Q: Well, where do I find an agent? A: This website has an entire page of agent links. These are agents who actively represent romance and, as far as I know, do not partake in questionable practices. If anyone knows otherwise regarding the list I have here, please let me know.
There are also several other places that list agents seeking romance. RWA, Romantic Times, and several other personal sites all have this info. Try doing a Google search of “romance agents”.
Q: What kinds of questionable practices? A: Like publishers, there are several things an agent should and shouldn’t do:
An agent shouldn’t charge a “reading fee”. Reputable agents will not charge you to read your work. They should read what you submit and then tell you yes or no, just like a publisher would. AAR won’t let an agent in who charges a fee. Steer clear of agents who don’t follow this guideline, they are probably phonies, just like vanity presses.
Agents shouldn’t charge you until you make money. If you aren’t published yet, then your agent shouldn’t be charging you.Your agent should get paid for their services when you publish.
Your agent SHOULD keep you informed. If you have an agent, they should be keeping you informed about who they’re submitting to and sending you copies of their letters and the rejection letters they are receiving. If you haven’t received these from your agent in a timely fashion, beware.
Agents should never be associated (financially) with a publishing house. If your agent’s webpage has a publishing house as part of it, run away. They should never be publishers, too.
Q: How do I know which agents are reputable? A: There are several sites that can help you determine if an agent you are interested in is reputable:
Association of Author’s Representatives (AAR) — This is the comprehensive list of agents who are in the AAR. Although not all “good” agents are listed here, it’s a good place to start. The AAR has a cannon of ethics and agents are held accountable. If an agent is in the AAR, they’re a good bet.
Preditors and Editors — This site is awesome! I love it. It is a comprehensive list of most agents and publishers, along with whether or not they are recommended or charge reading fees. An agent SHOULD NOT charge reading fees. This is a great cross-check if you already have some names of agents to query. It’s not as up to date as it once was, but is still a great resource which is why we’ve included it.
Romance Writers of America — RWA has added a list of RWA approved agents to its members only section. All these agents take romance submissions, and have a clean record as far as RWA member complaints go. If you aren’t a member of RWA, then I strongly suggest you join! It’s information such as this that makes the membership worthwhile!

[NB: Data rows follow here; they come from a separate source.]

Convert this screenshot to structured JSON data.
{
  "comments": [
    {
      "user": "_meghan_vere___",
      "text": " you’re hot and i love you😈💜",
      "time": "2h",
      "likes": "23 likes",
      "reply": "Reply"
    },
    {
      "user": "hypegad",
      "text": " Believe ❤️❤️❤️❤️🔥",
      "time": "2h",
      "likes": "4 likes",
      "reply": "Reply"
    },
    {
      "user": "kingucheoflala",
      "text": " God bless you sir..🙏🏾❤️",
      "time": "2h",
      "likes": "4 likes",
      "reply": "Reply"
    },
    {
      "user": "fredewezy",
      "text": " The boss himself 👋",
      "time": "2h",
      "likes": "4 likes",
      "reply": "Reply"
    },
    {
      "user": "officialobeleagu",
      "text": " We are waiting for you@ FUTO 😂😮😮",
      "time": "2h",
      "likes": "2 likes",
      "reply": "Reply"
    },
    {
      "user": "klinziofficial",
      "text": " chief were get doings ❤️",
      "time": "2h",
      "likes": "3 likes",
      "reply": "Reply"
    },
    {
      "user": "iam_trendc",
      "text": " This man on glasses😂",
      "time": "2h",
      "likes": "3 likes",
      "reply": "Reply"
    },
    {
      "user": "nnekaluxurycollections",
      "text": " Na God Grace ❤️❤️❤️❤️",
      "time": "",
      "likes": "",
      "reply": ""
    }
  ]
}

Q: Before I go off and pitch to an agent, is there anything I should know? A: Treat your pitch to an agent like you would to an editor. Be professional, be courteous, expect for them to take a while to get to you. And above all else, read the agents submission guidelines and preferences carefully. This is a person who you will hopefully have a relationship with for years to come, through successes (like your first sale) to failures (if you have problems with your editor or a sales slump). You want them to WANT to work with you.